Ralph Lauren’s piece on Who What Wear does a great job of showing a desired lifestyle. It features different people through a blend of formal and social photos and does a great job of pulling people back to the brand’s site through product links. They’ve also done a fantastic job of letting the user browse the items after each photo, whilst reading the content.
We love this presentation, it’s mobile friendly, has multiple CTA’s all the way through and presents a nice way of browsing the items at the bottom of the article. They’ve also brought in a superb social element through Pinterest, as well as naming the people featured in the photos, so that the consumer can ‘Shop X’s Look’.
A watch out for luxury brands is to make sure they are getting an exclusive over the entire publication – at the bottom of the article, competitors are featured. Brand safety is key.

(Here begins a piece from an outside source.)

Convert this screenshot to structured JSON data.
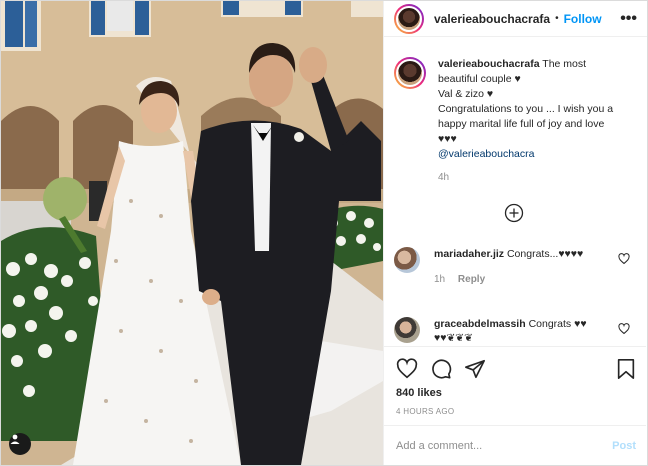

By adding prices and presenting it in this way, it means it’s slightly bringing luxury down to the masses [not necessarily a bad thing depending on tactic], and doesn’t breathe luxury in quite the same way as the Bulgari piece for example.
Things to watch out for in this space:
- Pick a publisher that caters to your audience. This is especially important for a luxury brand.
- Feature your headline above the first photo in the article to reassure your audience as to why they are there.
- Get an exclusive across the publication, brand safety is key in the luxury space.
- Make sure you feature CTA’s with product links throughout the content.
- Only add product prices if it makes sense to your audience and/or strategy.
- Slow load times can kill off consumer interest as well as your budget. Stay on top of this.
- Dates and the number of shares makes it look cheap; a luxury brand should elevate above the rest.
- All elements featured need to be proving the premium/luxury factor of the brand.
- Ensure your article links through to your brand site, for example, you wouldn’t believe how often logos aren’t redirected.
Outtake: Luxury is held to a higher standard in this space – we expect it to be of a luxury quality and package.
Luxury brands have benefited by being late to the party and the majority of these brands haven’t over-engineered their presentations. Most of them had a good amount of call to actions throughout the content with good headline and images, which is great.
Bulgari executed their campaign magnificently. They transitioned from magazine to online perfectly and didn’t feature any banner ads, which made the content feel premium. As they get slicker they can stick in more elements similar to those of Ralph Lauren and Chanel, who had more things going on but still had cohesive experiences.
As luxury advertisers take on more advertising formats and technologies, they need to remain their exclusivity. It’s important to think about how the end user will react to the finished product. Luxury brands need to integrate in terms of letting people share the content, but can’t allow adding things that remove that exclusive, luxurious feel.
Finally, it doesn’t matter how strong a brand’s content is if they don’t cater their content to their audience by making sure it’s featured on the right publisher – anything else will be a waste of time and effort.
Get in touch to learn how Nudge helps luxury brands in the native space.